[Data supplied — start]

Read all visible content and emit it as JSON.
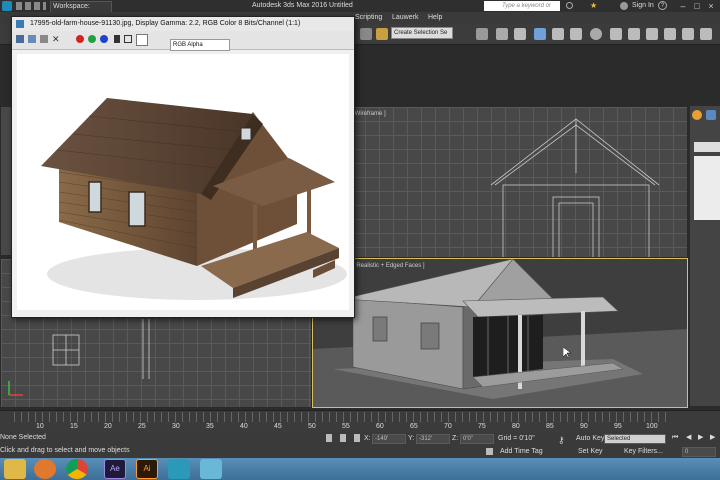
{
  "window": {
    "workspace": "Workspace: Default",
    "title": "Autodesk 3ds Max 2016    Untitled",
    "search_placeholder": "Type a keyword or phrase",
    "signin": "Sign In"
  },
  "menubar": {
    "items": [
      "Scripting",
      "Lauwerk",
      "Help"
    ]
  },
  "toolbar": {
    "selection_filter": "Create Selection Se"
  },
  "image_window": {
    "title": "17995-old-farm-house-91130.jpg, Display Gamma: 2.2, RGB Color 8 Bits/Channel (1:1)",
    "channel_select": "RGB Alpha",
    "swatch_colors": [
      "#d42020",
      "#20a040",
      "#2040d0"
    ]
  },
  "viewports": {
    "top_right_label": "[Wireframe ]",
    "perspective_label": "[ Realistic + Edged Faces ]"
  },
  "timeline": {
    "ticks": [
      "10",
      "15",
      "20",
      "25",
      "30",
      "35",
      "40",
      "45",
      "50",
      "55",
      "60",
      "65",
      "70",
      "75",
      "80",
      "85",
      "90",
      "95",
      "100"
    ]
  },
  "status": {
    "selected": "None Selected",
    "prompt": "Click and drag to select and move objects",
    "x_label": "X:",
    "x_value": "-149'",
    "y_label": "Y:",
    "y_value": "-312'",
    "z_label": "Z:",
    "z_value": "0'0\"",
    "grid": "Grid = 0'10\"",
    "add_time_tag": "Add Time Tag",
    "auto_key": "Auto Key",
    "key_mode": "Selected",
    "set_key": "Set Key",
    "key_filters": "Key Filters...",
    "frame": "0"
  },
  "taskbar": {
    "apps": [
      "windows-explorer",
      "media-player",
      "chrome",
      "after-effects",
      "illustrator",
      "3ds-max",
      "3ds-max-secondary"
    ]
  }
}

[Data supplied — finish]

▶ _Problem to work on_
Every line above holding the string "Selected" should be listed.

▶ _Task response_
    "selected": "None Selected",
    "key_mode": "Selected",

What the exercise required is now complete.